Whitman Mission is located on the southern extreme of the Palouse Prairie Region in eastern Washington state. Originally, this prairie was dominated by perennial grasses, principally bluebunch wheatgrass, which flourished over the plains. Intermixed with it were smaller patches of sandberg bluegrass and Idaho fescue. Large native herbivores were generally absent from the Palouse, and because of this the grasses evolved with a low resistance to grazing. Subsequent grazing by domestic livestock and extensive cultivation for wheat are the main reasons why native perennial grasslands are now rare on the Palouse.
Grasses found today at Whitman Mission are a combination of remaining native grasses, grasses planted by park staff to re-create the historical feel of area, invasive grasses, and lawn.
The grasses described on this page are those most commonly seen at the park.
A few comments about these plants and the information provided:
- Occasionally a plant's scientific name is changed. This document uses the USDA Plants database as the source of the most current scientific nomenclature.

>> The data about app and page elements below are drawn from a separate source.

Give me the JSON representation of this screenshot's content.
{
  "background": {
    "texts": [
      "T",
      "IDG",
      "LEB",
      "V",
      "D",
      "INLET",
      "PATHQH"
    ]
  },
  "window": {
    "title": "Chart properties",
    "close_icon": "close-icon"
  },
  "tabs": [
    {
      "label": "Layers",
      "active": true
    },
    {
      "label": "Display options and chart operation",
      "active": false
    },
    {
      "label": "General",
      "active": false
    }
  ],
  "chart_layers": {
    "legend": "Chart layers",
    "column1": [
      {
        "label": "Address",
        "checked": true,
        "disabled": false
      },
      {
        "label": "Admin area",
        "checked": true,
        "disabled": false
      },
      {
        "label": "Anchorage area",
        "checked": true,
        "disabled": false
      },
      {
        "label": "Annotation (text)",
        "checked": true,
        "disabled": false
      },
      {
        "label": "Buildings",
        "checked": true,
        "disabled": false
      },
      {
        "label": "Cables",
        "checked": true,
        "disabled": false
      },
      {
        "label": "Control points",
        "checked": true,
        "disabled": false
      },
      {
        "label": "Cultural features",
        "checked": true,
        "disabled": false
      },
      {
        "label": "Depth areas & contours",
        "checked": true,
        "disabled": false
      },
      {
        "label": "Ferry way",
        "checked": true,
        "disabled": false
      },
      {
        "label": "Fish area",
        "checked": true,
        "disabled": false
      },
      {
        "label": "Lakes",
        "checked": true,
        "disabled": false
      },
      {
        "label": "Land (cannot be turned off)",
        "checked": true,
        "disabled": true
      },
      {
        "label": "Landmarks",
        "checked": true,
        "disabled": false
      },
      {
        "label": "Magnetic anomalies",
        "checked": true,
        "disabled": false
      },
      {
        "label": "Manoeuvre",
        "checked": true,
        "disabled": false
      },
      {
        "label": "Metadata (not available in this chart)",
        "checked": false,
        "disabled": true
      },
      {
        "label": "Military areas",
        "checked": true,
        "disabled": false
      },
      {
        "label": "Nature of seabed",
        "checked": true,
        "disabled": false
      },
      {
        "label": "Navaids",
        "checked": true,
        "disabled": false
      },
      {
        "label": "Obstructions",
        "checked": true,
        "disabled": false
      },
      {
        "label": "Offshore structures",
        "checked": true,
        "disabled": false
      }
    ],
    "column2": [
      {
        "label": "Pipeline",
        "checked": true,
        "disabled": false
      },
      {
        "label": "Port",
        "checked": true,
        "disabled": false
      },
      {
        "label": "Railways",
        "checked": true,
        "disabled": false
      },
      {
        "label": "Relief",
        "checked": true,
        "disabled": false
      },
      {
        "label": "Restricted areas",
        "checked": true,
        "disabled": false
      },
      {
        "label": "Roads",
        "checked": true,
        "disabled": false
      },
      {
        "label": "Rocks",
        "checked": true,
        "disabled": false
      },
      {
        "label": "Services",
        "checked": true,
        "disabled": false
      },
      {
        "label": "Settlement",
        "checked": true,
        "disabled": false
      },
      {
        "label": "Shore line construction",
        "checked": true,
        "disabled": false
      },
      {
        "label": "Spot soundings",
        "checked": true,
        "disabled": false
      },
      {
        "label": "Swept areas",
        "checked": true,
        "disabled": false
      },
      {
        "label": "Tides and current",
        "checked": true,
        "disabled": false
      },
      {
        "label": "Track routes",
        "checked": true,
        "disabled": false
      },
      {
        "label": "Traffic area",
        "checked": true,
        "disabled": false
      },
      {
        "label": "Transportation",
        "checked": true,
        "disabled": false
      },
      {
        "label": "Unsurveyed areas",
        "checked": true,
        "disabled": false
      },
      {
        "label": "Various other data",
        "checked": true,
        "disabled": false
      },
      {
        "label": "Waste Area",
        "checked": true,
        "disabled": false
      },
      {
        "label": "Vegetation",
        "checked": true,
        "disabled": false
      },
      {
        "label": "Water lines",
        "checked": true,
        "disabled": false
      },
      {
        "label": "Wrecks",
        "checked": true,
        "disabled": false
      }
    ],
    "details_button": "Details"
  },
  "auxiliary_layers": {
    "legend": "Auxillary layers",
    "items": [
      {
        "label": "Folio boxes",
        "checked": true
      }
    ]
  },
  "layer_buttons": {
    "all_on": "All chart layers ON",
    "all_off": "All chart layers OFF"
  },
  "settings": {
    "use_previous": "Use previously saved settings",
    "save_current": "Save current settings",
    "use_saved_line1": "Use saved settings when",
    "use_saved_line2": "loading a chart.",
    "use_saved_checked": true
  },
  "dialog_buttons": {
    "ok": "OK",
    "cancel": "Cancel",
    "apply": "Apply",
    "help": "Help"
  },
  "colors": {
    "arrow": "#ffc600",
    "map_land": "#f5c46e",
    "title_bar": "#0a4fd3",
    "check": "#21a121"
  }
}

- For some of the grasses, a few of the previously used scientific names are provided because some park documents may include the older nomenclature. For a complete list of synonymous names see the USDA Plants database website.
- Except for Cheat grass, which is an aggressive invasive, all of the species described below have been planted in the park as part of the park's revegetation program.
- At times it was necessary to plant introduced grass species as part of the revegetation effort. The introduced species were chosen because of their ability to out compete other less desirable plants. In the grass descriptions the following abbreviations are used:
N = Native
I = Introduced